Allegory signed 'N. Gysis' (lower left) oil on panel 29 x 44 cm.
Provenance: Private collection, Athens.
Literature: Greek Art, Nineteenth Century Painting, text by A. Kotidis, Introduction text M. Lambraki-Plaka, Ekdotike Athenon, Athens 1995, no 120, p. 150 (illustrated).
Coming to auction after being held for over 60 years by one of the most prominent collections of Modern Greek art, Allegory is discussed at length by art history Professor A. Kotidis: "This is a study in colour. On page 39 of the artist's sketchbook (K. Didaskalou, Der Münchner Nachlass von Nikolaus Gysis, I, II: Abbildungen, München 1993) the sketch with the putti seems to be a preliminary drawing of this study. The motif of the weeping child in the foreground and the winged figures hovering above, were used by Gysis much later in his Spring Symphony. However, the colour scale and handling of volume indicate that this study was used in the large scale composition Art and its Spirits, displaying pronounced similarity in terms of these two qualities. In any case, whether used in one of these paintings or in some other work, this study confirms Gysis's compositional skill even in the early stages of handling a subject. Developing from left to right, with the use of the rectangle, the semicircle and the reverse triangle, and culminating with the pyramid on the right, the groups of naked adolescents or the flying putti provide a complex foundation of diverse geometrical shapes to the organisational structure. Based on the study's sketch, dated 1872-1874 in the artist's sketchbook, and the study for Art and its Spirits at the National Gallery in Athens (1876), I believe that Allegory can be dated between 1874 (the year Gysis returned from his trip to Greece, where he drew the preliminary sketch) and 1876, when he had probably resolved the final layout of Art and its Spirits."1

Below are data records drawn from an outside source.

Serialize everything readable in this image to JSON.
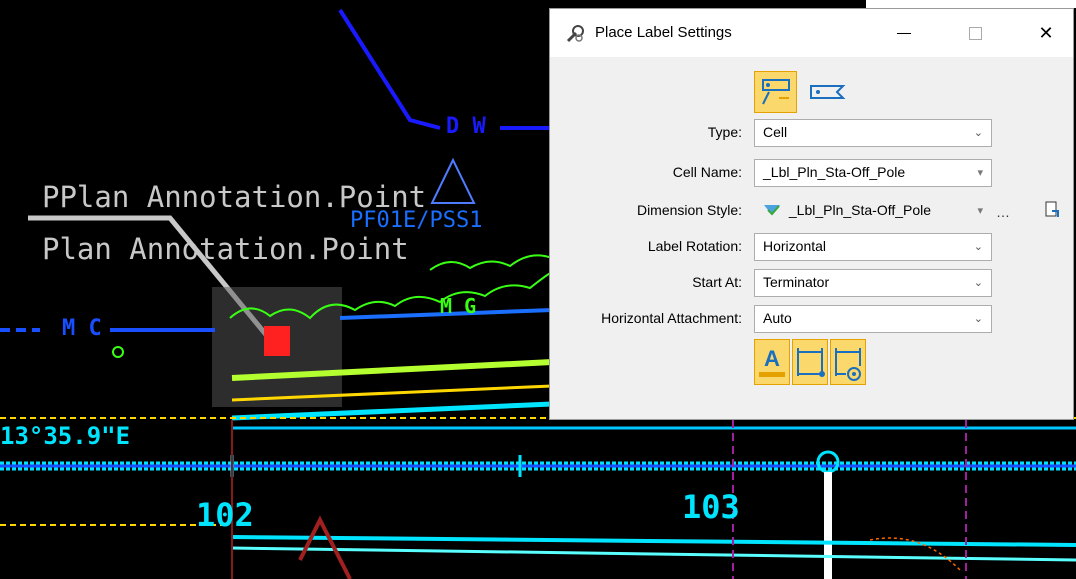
{
  "canvas": {
    "annotation_line1": "PPlan Annotation.Point",
    "annotation_line2": "Plan Annotation.Point",
    "blue_code": "PF01E/PSS1",
    "dw_label": "D W",
    "mc_label": "M C",
    "mg_label": "M G",
    "bearing_text": "13°35.9\"E",
    "station_102": "102",
    "station_103": "103",
    "colors": {
      "background": "#000000",
      "annotation": "#c8c8c8",
      "blue_line": "#1a1aff",
      "cyan": "#00e5ff",
      "green": "#39ff14",
      "yellow": "#ffd700",
      "red": "#ff2020"
    }
  },
  "dialog": {
    "title": "Place Label Settings",
    "title_icon": "settings-wrench-icon",
    "window_controls": {
      "minimize": "minimize-icon",
      "maximize": "maximize-icon",
      "close": "close-icon",
      "close_glyph": "✕"
    },
    "modes": [
      {
        "name": "label-with-leader-icon",
        "active": true
      },
      {
        "name": "label-without-leader-icon",
        "active": false
      }
    ],
    "fields": {
      "type": {
        "label": "Type:",
        "value": "Cell"
      },
      "cell_name": {
        "label": "Cell Name:",
        "value": "_Lbl_Pln_Sta-Off_Pole"
      },
      "dimension_style": {
        "label": "Dimension Style:",
        "value": "_Lbl_Pln_Sta-Off_Pole",
        "extra": "…"
      },
      "label_rotation": {
        "label": "Label Rotation:",
        "value": "Horizontal"
      },
      "start_at": {
        "label": "Start At:",
        "value": "Terminator"
      },
      "horizontal_attachment": {
        "label": "Horizontal Attachment:",
        "value": "Auto"
      }
    },
    "chevron": "⌄",
    "tools": [
      {
        "name": "text-style-icon",
        "glyph": "A"
      },
      {
        "name": "dimension-line-icon"
      },
      {
        "name": "dimension-at-icon"
      }
    ],
    "accent": "#fbd86b"
  }
}
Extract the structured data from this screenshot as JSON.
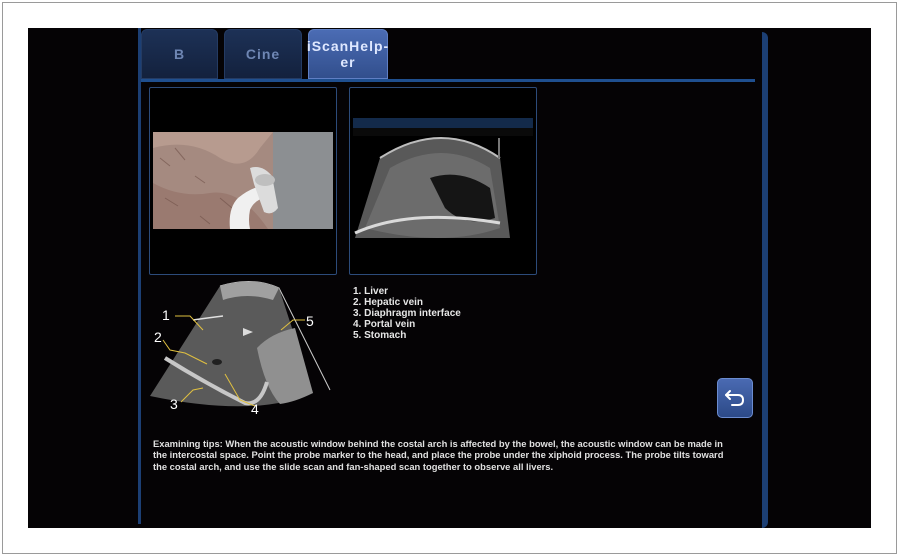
{
  "tabs": [
    {
      "label": "B",
      "active": false
    },
    {
      "label": "Cine",
      "active": false
    },
    {
      "label": "iScanHelp-er",
      "active": true
    }
  ],
  "tab_active_line1": "iScanHelp-",
  "tab_active_line2": "er",
  "legend": [
    "1. Liver",
    "2. Hepatic vein",
    "3. Diaphragm interface",
    "4. Portal vein",
    "5. Stomach"
  ],
  "diagram_numbers": [
    "1",
    "2",
    "3",
    "4",
    "5"
  ],
  "tips": "Examining tips: When the acoustic window behind the costal arch is affected by the bowel, the acoustic window can be made in the intercostal space. Point the probe marker to the head, and place the probe under the xiphoid process. The probe tilts toward the costal arch, and use the slide scan and fan-shaped scan together to observe all livers.",
  "back_icon": "return-arrow-icon",
  "colors": {
    "accent": "#1f4f8f",
    "tab_active": "#3e5ea0",
    "background": "#050305"
  }
}
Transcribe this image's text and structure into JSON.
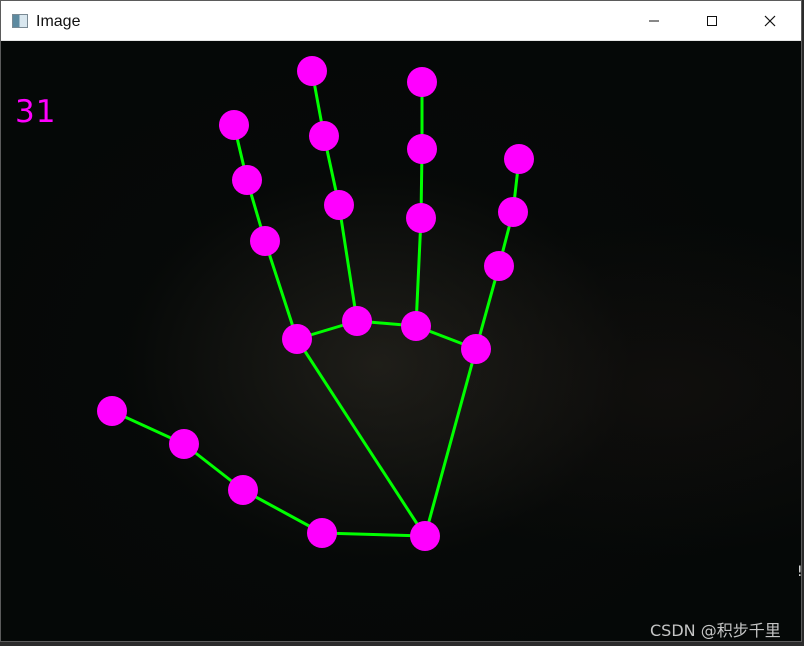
{
  "window": {
    "title": "Image",
    "controls": {
      "minimize": "minimize",
      "maximize": "maximize",
      "close": "close"
    }
  },
  "overlay": {
    "fps_value": "31",
    "watermark": "CSDN @积步千里",
    "edge_glyph": "!"
  },
  "hand": {
    "color_points": "#ff00ff",
    "color_lines": "#00ff00"
  }
}
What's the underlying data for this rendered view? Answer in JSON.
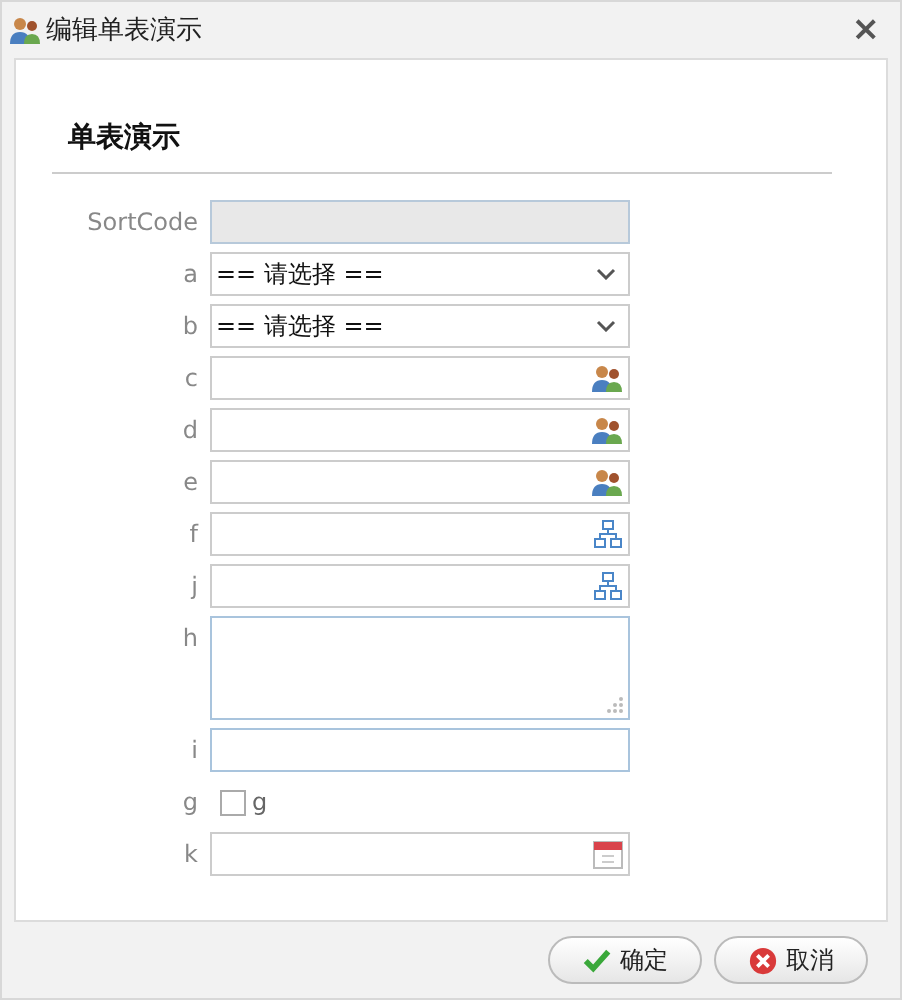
{
  "window": {
    "title": "编辑单表演示",
    "close": "×"
  },
  "section_title": "单表演示",
  "fields": [
    {
      "label": "SortCode",
      "kind": "readonly"
    },
    {
      "label": "a",
      "kind": "select",
      "value": "== 请选择 =="
    },
    {
      "label": "b",
      "kind": "select",
      "value": "== 请选择 =="
    },
    {
      "label": "c",
      "kind": "user"
    },
    {
      "label": "d",
      "kind": "user"
    },
    {
      "label": "e",
      "kind": "user"
    },
    {
      "label": "f",
      "kind": "org"
    },
    {
      "label": "j",
      "kind": "org"
    },
    {
      "label": "h",
      "kind": "textarea"
    },
    {
      "label": "i",
      "kind": "text"
    },
    {
      "label": "g",
      "kind": "checkbox",
      "checked": false,
      "option": "g"
    },
    {
      "label": "k",
      "kind": "date"
    }
  ],
  "buttons": [
    {
      "label": "确定",
      "kind": "ok"
    },
    {
      "label": "取消",
      "kind": "cancel"
    }
  ]
}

1. A. Kotidis, Greek Art, 19th Century Painting [in Greek], Ekdotike Athenon publ., Athens 1995, p. 242.